Mulch is a layer of material applied to the surface of soil to protect and enrich it. It is used in a variety of horticultural settings, from small home gardens to large commercial nurseries. Mulch can be made from a wide range of natural or synthetic materials, each with its own unique properties and benefits.
Organic mulches, such as wood chips, leaves, straw, or bark, are made from plant materials that will eventually decompose and enrich the soil as they break down. These mulches can be made from a variety of sources, including trees, shrubs, and grasses. To make organic mulch, the raw materials are first collected and processed. This can involve chipping, shredding, or grinding the materials to create a more uniform product. The processed materials are then screened to remove any contaminants or debris, and they are often dyed or treated with a variety of chemicals to enhance their color or durability.

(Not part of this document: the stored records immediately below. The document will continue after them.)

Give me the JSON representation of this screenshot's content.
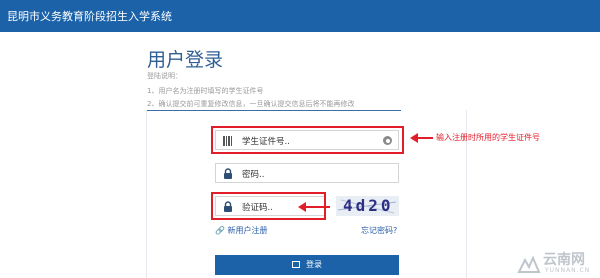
{
  "header": {
    "title": "昆明市义务教育阶段招生入学系统"
  },
  "login": {
    "title": "用户登录",
    "note_title": "登陆说明：",
    "notes": [
      "1、用户名为注册时填写的学生证件号",
      "2、确认提交前可重复修改信息，一旦确认提交信息后将不能再修改"
    ],
    "id_placeholder": "学生证件号..",
    "password_placeholder": "密码..",
    "captcha_placeholder": "验证码..",
    "captcha_code": "4d20",
    "register_link": "新用户注册",
    "forgot_link": "忘记密码?",
    "submit_label": "登录"
  },
  "annotation": {
    "text": "输入注册时所用的学生证件号"
  },
  "watermark": {
    "main": "云南网",
    "sub": "YUNNAN.CN"
  },
  "colors": {
    "header": "#1b62a8",
    "highlight": "#e21d2a",
    "link": "#2a5ca8"
  },
  "icons": {
    "id_field": "id-card-icon",
    "password_field": "lock-icon",
    "captcha_field": "lock-icon",
    "clear": "clear-icon",
    "register": "link-icon",
    "submit": "login-icon"
  }
}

The capital equipment costs to manufacture mulch can be intensive. Equipment needed to chip, shred, and grind mulch can range from $1,000 to $100,000+ depending on the scale mulch needed to be made, the target market that will be served, and the growth targets of the manufacturer. In addition, equipment is needed to move raw materials and the finished product such as trucks and conveyor belts.
Inorganic mulches, such as plastic or rubber, are made from synthetic materials that do not decompose. These mulches are typically made from recycled materials, and they are often chosen for their ability to suppress weeds, conserve moisture, and reduce the need for irrigation.
To make inorganic mulch, the raw materials are first collected and cleaned to remove any contaminants or debris. The materials are then melted down and extruded into thin sheets or rolls, which are then cut into the desired size and shape. Inorganic mulches are often treated with UV inhibitors to help them resist fading and deterioration over time.
Whether made from organic or synthetic materials, mulch plays a vital role in helping plants and gardens to thrive.